Zippers and Pliers
While planting, there's a few things you see plenty of: Peanut butter, duct tape, zippers.
If your contract isn't based out of a motel, logging or outfitter camp (often called motel show), there's big chances that many everyday life necessities will come with a zipper: Tent, sleeping bag, rain jacket...Therefore, there's a big chance than some of those zippers, confronted to the extremes of climate, wilderness and personal abuse will break.
And trust me, there's nothing worse than a zipper breaking off on a buggy night.
To avoid getting eaten alive by mosquitoes, many planters will jump in their tent, opening and closing the entrance as fast as possible to let as few little buggers as possible in. Repeated a minimum of four times a day, usually more (a tent is the perfect place to feel an urge to pee at 3AM, but there's a solution to this as well; a piss bottle!) for at least 2 months, often more, and combined with dust and rain, it's no wonder than many zippers won't zip.
Therefore, the first tip is to simply take your time. It won't be the end of the world if a few bugs get in! If you'd rather have them all dead before going to bed, use a lamp and hunt them down, it shouldn't be too hard! The same applies for anything else, from your hoodie to your sleeping bag. The label might say it will resist to -10 celsius, but if it isn't sealed, you'll shiver yourself to sleep!
But even the best zippers might finally give up after years of loyal services. It's 11PM, you're tired, the bugs won't let you rest and the chick/dude you had your eyes on just hooked up with someone else! Don't panic, you won't have to sleep in the bus/crummy/minivan yet!
Here's the trick: Simply use pliers to press the sides of the zipper. Don't press too hard, as you'll block the mechanism, but just force the sides closer, it should do the trick.
It's not a trick you can do over and over again, as you'll end up breaking the zipper permanently, but it will save your ass in case of emergency and will usually allow you to finish the season, or at least the shift before considering replacing the defective piece of equipment.
Also, here's what former planter Chomko had to add to the subject:
"Zippers often break cuz they're full of dirt.
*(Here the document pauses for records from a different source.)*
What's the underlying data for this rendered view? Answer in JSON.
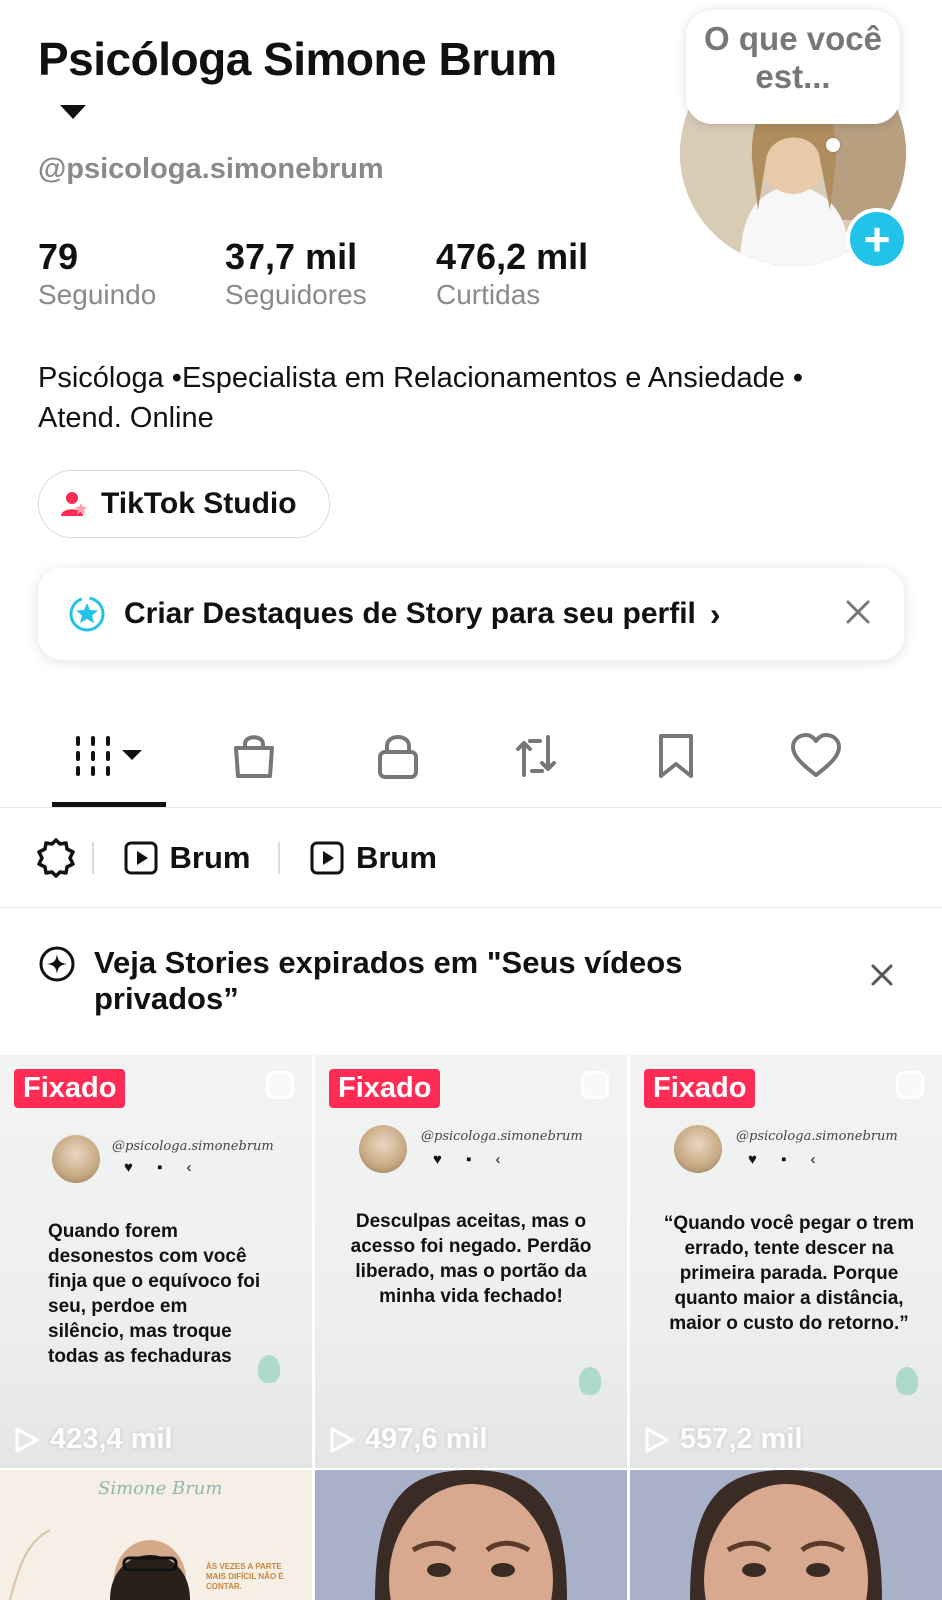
{
  "profile": {
    "name": "Psicóloga Simone Brum",
    "username": "@psicologa.simonebrum",
    "avatar_bubble": "O que você est..."
  },
  "stats": [
    {
      "value": "79",
      "label": "Seguindo"
    },
    {
      "value": "37,7 mil",
      "label": "Seguidores"
    },
    {
      "value": "476,2 mil",
      "label": "Curtidas"
    }
  ],
  "bio": "Psicóloga •Especialista em Relacionamentos e Ansiedade • Atend. Online",
  "studio_button": "TikTok Studio",
  "story_banner": "Criar Destaques de Story para seu perfil",
  "tabs": [
    "videos-icon",
    "shop-icon",
    "lock-icon",
    "repost-icon",
    "bookmark-icon",
    "heart-icon"
  ],
  "playlists": [
    "Brum",
    "Brum"
  ],
  "expired_notice": "Veja Stories expirados em \"Seus vídeos privados”",
  "videos": [
    {
      "pinned": "Fixado",
      "handle": "@psicologa.simonebrum",
      "text": "Quando forem desonestos com você finja que o equívoco foi seu, perdoe em silêncio, mas troque todas as fechaduras",
      "views": "423,4 mil"
    },
    {
      "pinned": "Fixado",
      "handle": "@psicologa.simonebrum",
      "text": "Desculpas aceitas, mas o acesso foi negado. Perdão liberado, mas o portão da minha vida fechado!",
      "views": "497,6 mil"
    },
    {
      "pinned": "Fixado",
      "handle": "@psicologa.simonebrum",
      "text": "“Quando você pegar o trem errado, tente descer na primeira parada. Porque quanto maior a distância, maior o custo do retorno.”",
      "views": "557,2 mil"
    }
  ],
  "bottom_tiles": [
    {
      "brand": "Simone Brum",
      "caption": "ÀS VEZES A PARTE MAIS DIFÍCIL NÃO É CONTAR."
    }
  ],
  "colors": {
    "pin": "#fe2c55",
    "add": "#21c4e8",
    "muted": "#8a8a8a"
  }
}
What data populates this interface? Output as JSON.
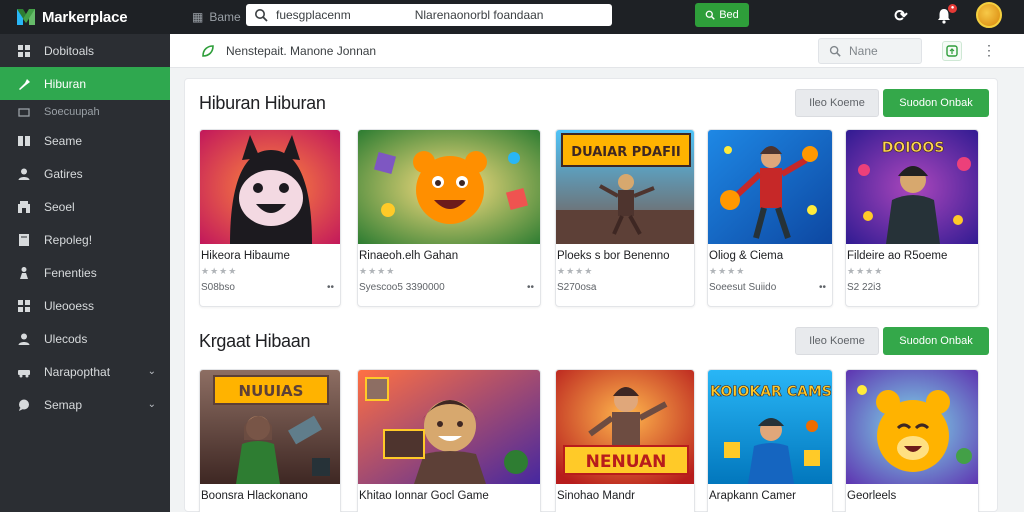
{
  "app": {
    "brand": "Markerplace"
  },
  "topbar": {
    "menu_label": "Bame",
    "search_query": "fuesgplacenm",
    "search_hint": "Nlarenaonorbl foandaan",
    "search_button": "Bed"
  },
  "sidebar": {
    "items": [
      {
        "label": "Dobitoals",
        "icon": "grid-icon",
        "active": false
      },
      {
        "label": "Hiburan",
        "icon": "puzzle-icon",
        "active": true
      },
      {
        "label": "Soecuupah",
        "icon": "folder-icon",
        "sub": true
      },
      {
        "label": "Seame",
        "icon": "gamepad-icon"
      },
      {
        "label": "Gatires",
        "icon": "user-icon"
      },
      {
        "label": "Seoel",
        "icon": "store-icon"
      },
      {
        "label": "Repoleg!",
        "icon": "book-icon"
      },
      {
        "label": "Fenenties",
        "icon": "person-icon"
      },
      {
        "label": "Uleooess",
        "icon": "grid-icon"
      },
      {
        "label": "Ulecods",
        "icon": "user-icon"
      },
      {
        "label": "Narapopthat",
        "icon": "car-icon",
        "chevron": true
      },
      {
        "label": "Semap",
        "icon": "chat-icon",
        "chevron": true
      }
    ]
  },
  "breadcrumb": {
    "text": "Nenstepait. Manone Jonnan",
    "filter_placeholder": "Nane"
  },
  "sections": [
    {
      "title": "Hiburan Hiburan",
      "ghost_button": "Ileo Koeme",
      "green_button": "Suodon Onbak",
      "cards": [
        {
          "title": "Hikeora Hibaume",
          "price": "S08bso",
          "extra": "••"
        },
        {
          "title": "Rinaeoh.elh Gahan",
          "price": "Syescoo5 3390000",
          "extra": "••"
        },
        {
          "title": "Ploeks s bor Benenno",
          "price": "S270osa",
          "extra": ""
        },
        {
          "title": "Oliog & Ciema",
          "price": "Soeesut Suiido",
          "extra": "••"
        },
        {
          "title": "Fildeire ao R5oeme",
          "price": "S2 22i3",
          "extra": ""
        }
      ]
    },
    {
      "title": "Krgaat Hibaan",
      "ghost_button": "Ileo Koeme",
      "green_button": "Suodon Onbak",
      "cards": [
        {
          "title": "Boonsra Hlackonano"
        },
        {
          "title": "Khitao Ionnar Gocl Game"
        },
        {
          "title": "Sinohao Mandr"
        },
        {
          "title": "Arapkann Camer"
        },
        {
          "title": "Georleels"
        }
      ]
    }
  ],
  "thumb_texts": [
    "DUAIAR PDAFII",
    "DOIOOS",
    "NUUIAS",
    "NENUAN",
    "KOIOKAR CAMS"
  ],
  "stars": "★★★★",
  "colors": {
    "accent": "#34a84a",
    "sidebar": "#2b2e33",
    "topbar": "#1e2125"
  }
}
If you take Mink oil or Silicone (the kind of stuff normally used to waterproof boots) and rub it on the zipper, a cloth will take off both the dust/dirt and the oil and you'll be good to go.
Also, there are tent stores that will replace your zippers if you have a warranty on them."
Enjoy your "retirement", miss. Think of us while enjoying the "real world"...